- LISTED ENTRIES -

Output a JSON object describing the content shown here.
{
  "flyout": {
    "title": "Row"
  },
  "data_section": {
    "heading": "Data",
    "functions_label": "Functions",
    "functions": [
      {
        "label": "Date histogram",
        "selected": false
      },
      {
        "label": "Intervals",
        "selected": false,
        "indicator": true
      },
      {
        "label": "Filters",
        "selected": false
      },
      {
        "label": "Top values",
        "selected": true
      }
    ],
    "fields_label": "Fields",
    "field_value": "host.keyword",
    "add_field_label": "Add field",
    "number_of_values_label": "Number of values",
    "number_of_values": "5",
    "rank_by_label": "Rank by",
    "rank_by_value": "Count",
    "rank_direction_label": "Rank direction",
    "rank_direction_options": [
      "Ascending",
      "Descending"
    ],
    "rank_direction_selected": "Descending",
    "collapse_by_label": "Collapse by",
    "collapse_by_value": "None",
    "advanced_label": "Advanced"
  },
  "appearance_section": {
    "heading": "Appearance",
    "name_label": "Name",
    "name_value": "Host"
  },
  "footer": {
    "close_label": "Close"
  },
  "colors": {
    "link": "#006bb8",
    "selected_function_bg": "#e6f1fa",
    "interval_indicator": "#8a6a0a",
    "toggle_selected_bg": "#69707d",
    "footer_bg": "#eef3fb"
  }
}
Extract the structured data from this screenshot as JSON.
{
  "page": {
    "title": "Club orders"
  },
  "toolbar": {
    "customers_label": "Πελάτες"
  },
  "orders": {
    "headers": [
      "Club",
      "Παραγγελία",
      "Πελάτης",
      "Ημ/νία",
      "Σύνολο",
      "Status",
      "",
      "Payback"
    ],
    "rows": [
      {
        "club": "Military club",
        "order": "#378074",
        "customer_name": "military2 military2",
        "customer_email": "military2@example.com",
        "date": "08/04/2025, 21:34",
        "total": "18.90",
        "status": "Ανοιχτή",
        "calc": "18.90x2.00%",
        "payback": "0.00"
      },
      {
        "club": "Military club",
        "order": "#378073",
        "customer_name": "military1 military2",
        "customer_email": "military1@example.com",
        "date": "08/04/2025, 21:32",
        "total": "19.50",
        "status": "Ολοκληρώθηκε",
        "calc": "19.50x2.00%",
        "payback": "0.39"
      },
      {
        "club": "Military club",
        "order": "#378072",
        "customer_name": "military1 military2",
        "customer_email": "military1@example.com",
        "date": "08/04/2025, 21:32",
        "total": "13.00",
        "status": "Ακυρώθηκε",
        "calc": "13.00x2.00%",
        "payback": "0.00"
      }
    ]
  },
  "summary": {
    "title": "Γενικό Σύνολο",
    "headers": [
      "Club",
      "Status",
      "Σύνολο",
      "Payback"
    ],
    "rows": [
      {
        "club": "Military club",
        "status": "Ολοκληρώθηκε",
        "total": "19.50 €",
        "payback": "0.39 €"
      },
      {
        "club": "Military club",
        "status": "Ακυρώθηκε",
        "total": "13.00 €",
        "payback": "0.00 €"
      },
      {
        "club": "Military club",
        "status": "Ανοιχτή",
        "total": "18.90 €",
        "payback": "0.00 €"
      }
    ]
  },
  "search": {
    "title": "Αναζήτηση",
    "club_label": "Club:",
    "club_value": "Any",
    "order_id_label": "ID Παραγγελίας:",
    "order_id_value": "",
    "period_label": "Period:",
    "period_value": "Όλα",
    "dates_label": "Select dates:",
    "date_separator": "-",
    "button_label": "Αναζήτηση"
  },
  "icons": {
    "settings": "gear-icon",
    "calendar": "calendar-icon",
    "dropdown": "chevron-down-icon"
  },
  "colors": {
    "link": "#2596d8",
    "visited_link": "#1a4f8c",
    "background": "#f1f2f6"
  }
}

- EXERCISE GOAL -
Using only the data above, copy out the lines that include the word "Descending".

- RESULT -
      "Descending"
    "rank_direction_selected": "Descending",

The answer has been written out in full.